• _Exercise prompt_
Apart from the pictures, reproduce the data below exactly as it stands.

Component data from apps and pages:
━━━━━━━━━━

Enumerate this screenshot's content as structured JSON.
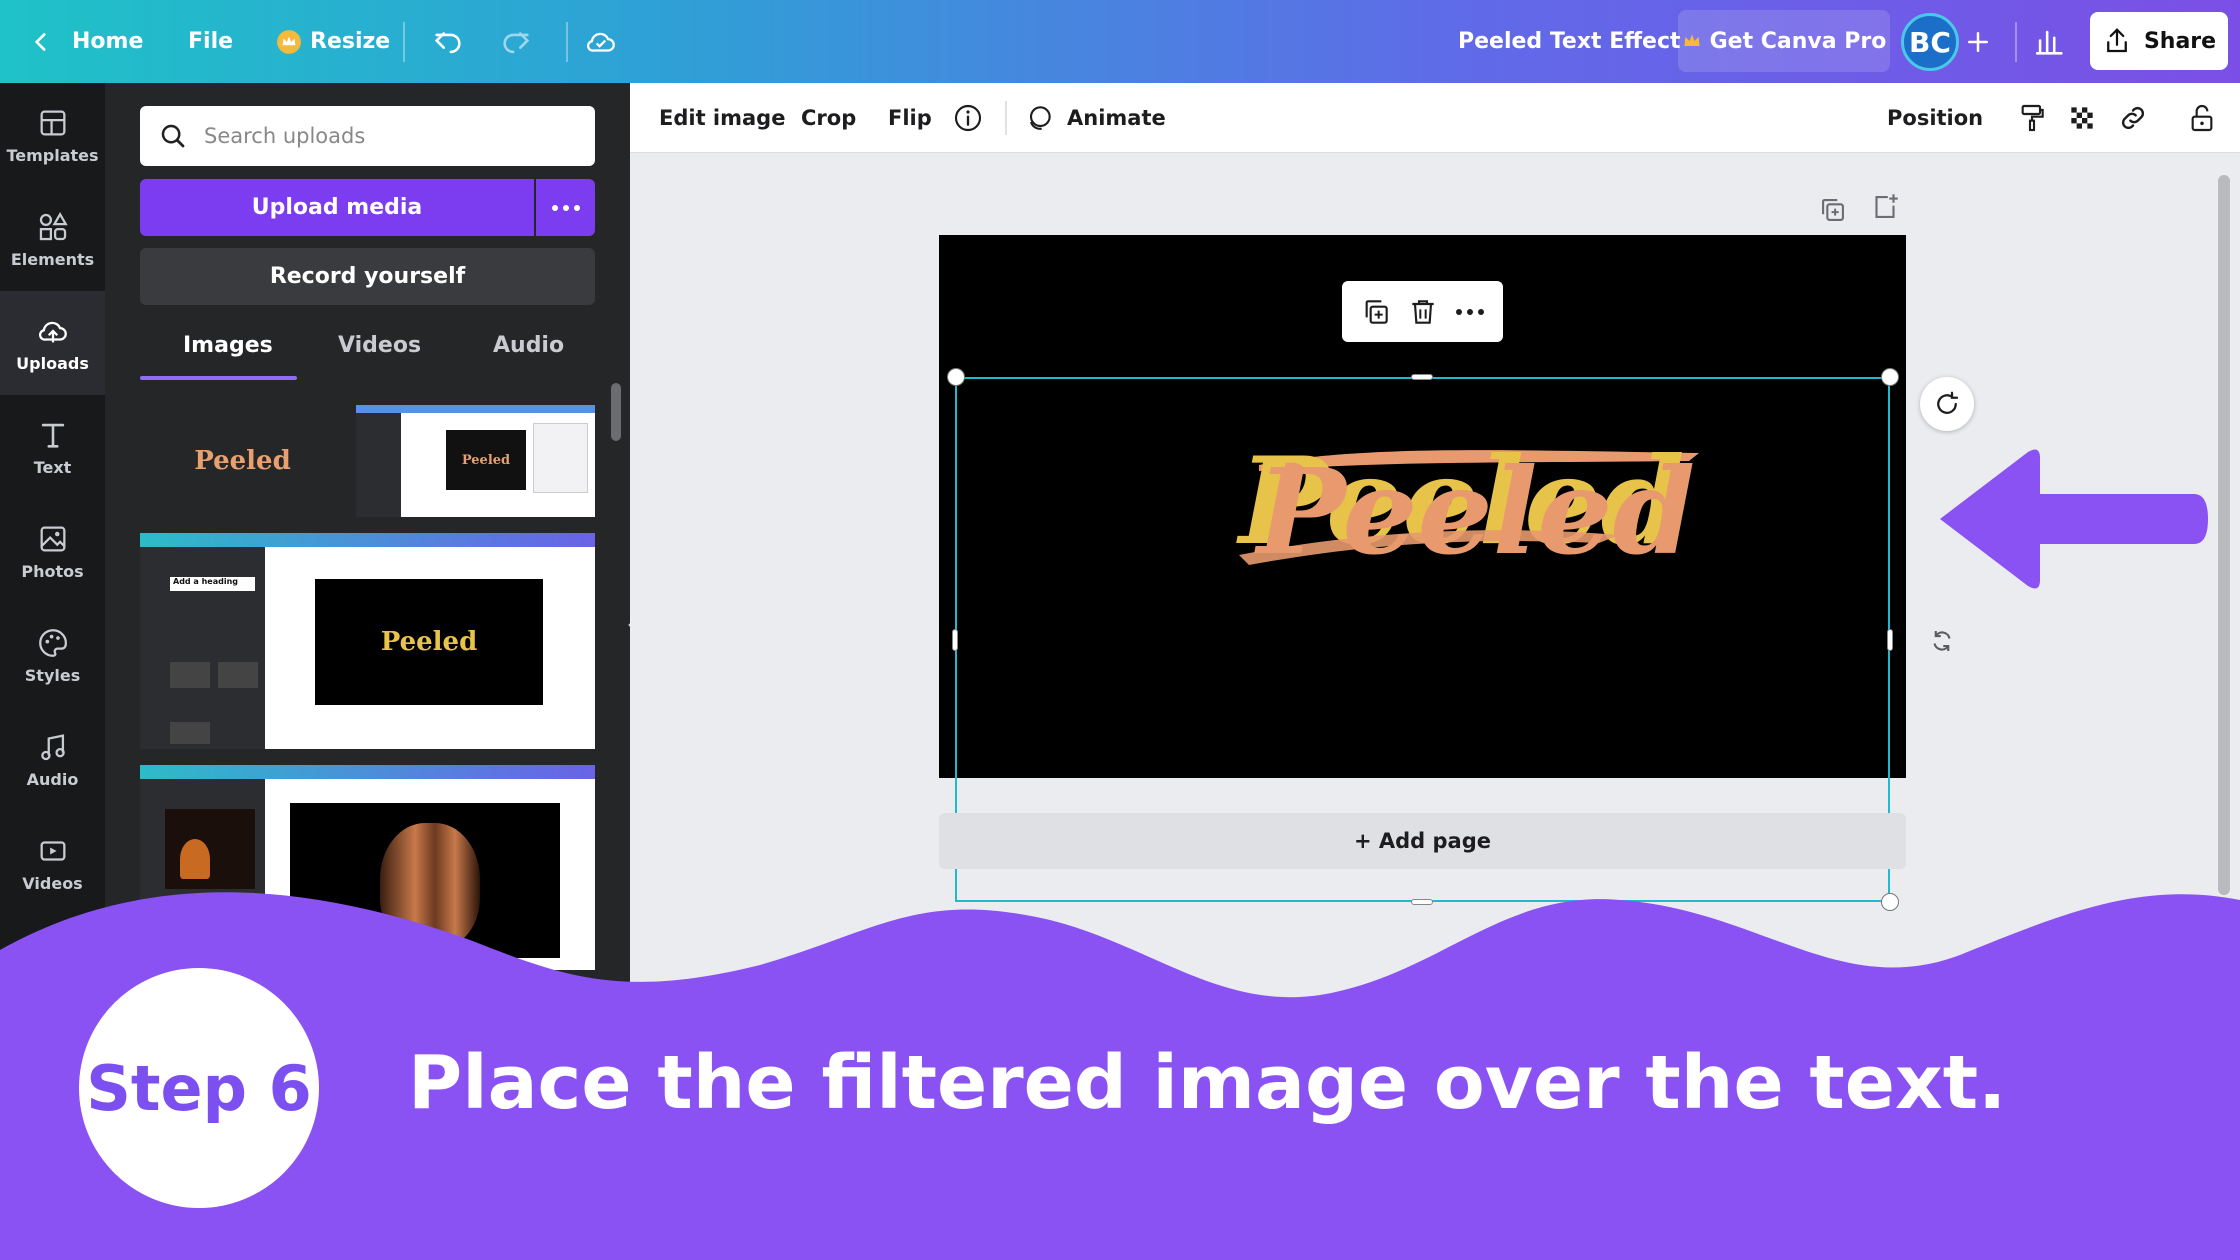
{
  "topbar": {
    "home": "Home",
    "file": "File",
    "resize": "Resize",
    "doc_title": "Peeled Text Effect",
    "get_pro": "Get Canva Pro",
    "avatar": "BC",
    "share": "Share"
  },
  "sidebar": {
    "items": [
      {
        "label": "Templates",
        "icon": "templates-icon"
      },
      {
        "label": "Elements",
        "icon": "elements-icon"
      },
      {
        "label": "Uploads",
        "icon": "uploads-icon"
      },
      {
        "label": "Text",
        "icon": "text-icon"
      },
      {
        "label": "Photos",
        "icon": "photos-icon"
      },
      {
        "label": "Styles",
        "icon": "styles-icon"
      },
      {
        "label": "Audio",
        "icon": "audio-icon"
      },
      {
        "label": "Videos",
        "icon": "videos-icon"
      }
    ]
  },
  "uploads": {
    "search_placeholder": "Search uploads",
    "upload_media": "Upload media",
    "record_yourself": "Record yourself",
    "tabs": [
      "Images",
      "Videos",
      "Audio"
    ],
    "thumb_text": "Peeled"
  },
  "toolbar": {
    "edit_image": "Edit image",
    "crop": "Crop",
    "flip": "Flip",
    "animate": "Animate",
    "position": "Position"
  },
  "canvas": {
    "artwork_text": "Peeled",
    "add_page": "+ Add page"
  },
  "overlay": {
    "step": "Step 6",
    "caption": "Place the filtered image over the text."
  },
  "colors": {
    "accent_purple": "#7c3cf0",
    "overlay_purple": "#8a52f3",
    "selection_cyan": "#1fb9d0",
    "peel_gold": "#e7c34a",
    "peel_salmon": "#e89a6e"
  }
}
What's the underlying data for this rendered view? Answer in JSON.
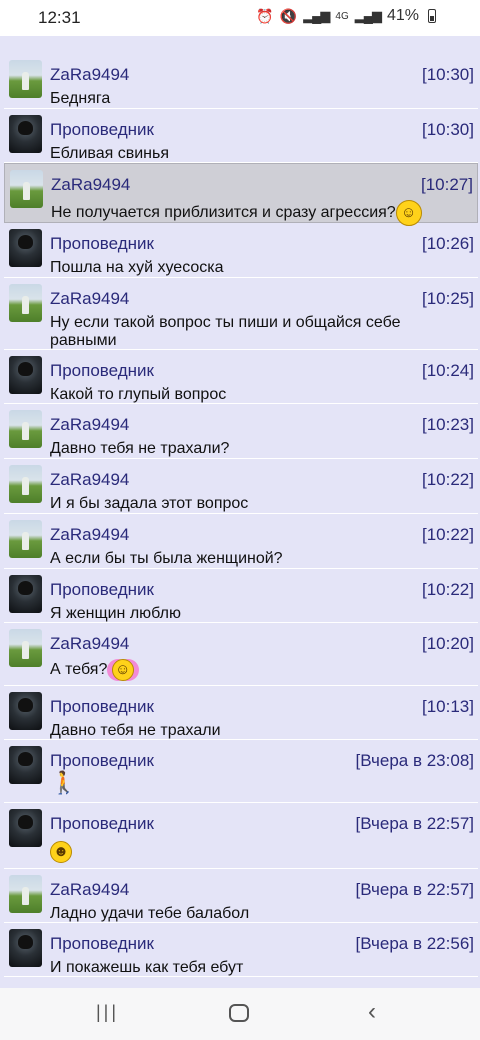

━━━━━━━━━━

• _Response area_
Enumerate this screenshot's content as structured JSON.
{
  "topbar": {
    "home": "Home",
    "file": "File",
    "resize": "Resize",
    "doc_title": "Peeled Text Effect",
    "get_pro": "Get Canva Pro",
    "avatar": "BC",
    "share": "Share"
  },
  "sidebar": {
    "items": [
      {
        "label": "Templates",
        "icon": "templates-icon"
      },
      {
        "label": "Elements",
        "icon": "elements-icon"
      },
      {
        "label": "Uploads",
        "icon": "uploads-icon"
      },
      {
        "label": "Text",
        "icon": "text-icon"
      },
      {
        "label": "Photos",
        "icon": "photos-icon"
      },
      {
        "label": "Styles",
        "icon": "styles-icon"
      },
      {
        "label": "Audio",
        "icon": "audio-icon"
      },
      {
        "label": "Videos",
        "icon": "videos-icon"
      }
    ]
  },
  "uploads": {
    "search_placeholder": "Search uploads",
    "upload_media": "Upload media",
    "record_yourself": "Record yourself",
    "tabs": [
      "Images",
      "Videos",
      "Audio"
    ],
    "thumb_text": "Peeled"
  },
  "toolbar": {
    "edit_image": "Edit image",
    "crop": "Crop",
    "flip": "Flip",
    "animate": "Animate",
    "position": "Position"
  },
  "canvas": {
    "artwork_text": "Peeled",
    "add_page": "+ Add page"
  },
  "overlay": {
    "step": "Step 6",
    "caption": "Place the filtered image over the text."
  },
  "colors": {
    "accent_purple": "#7c3cf0",
    "overlay_purple": "#8a52f3",
    "selection_cyan": "#1fb9d0",
    "peel_gold": "#e7c34a",
    "peel_salmon": "#e89a6e"
  }
}
What's the underlying data for this rendered view? Answer in JSON.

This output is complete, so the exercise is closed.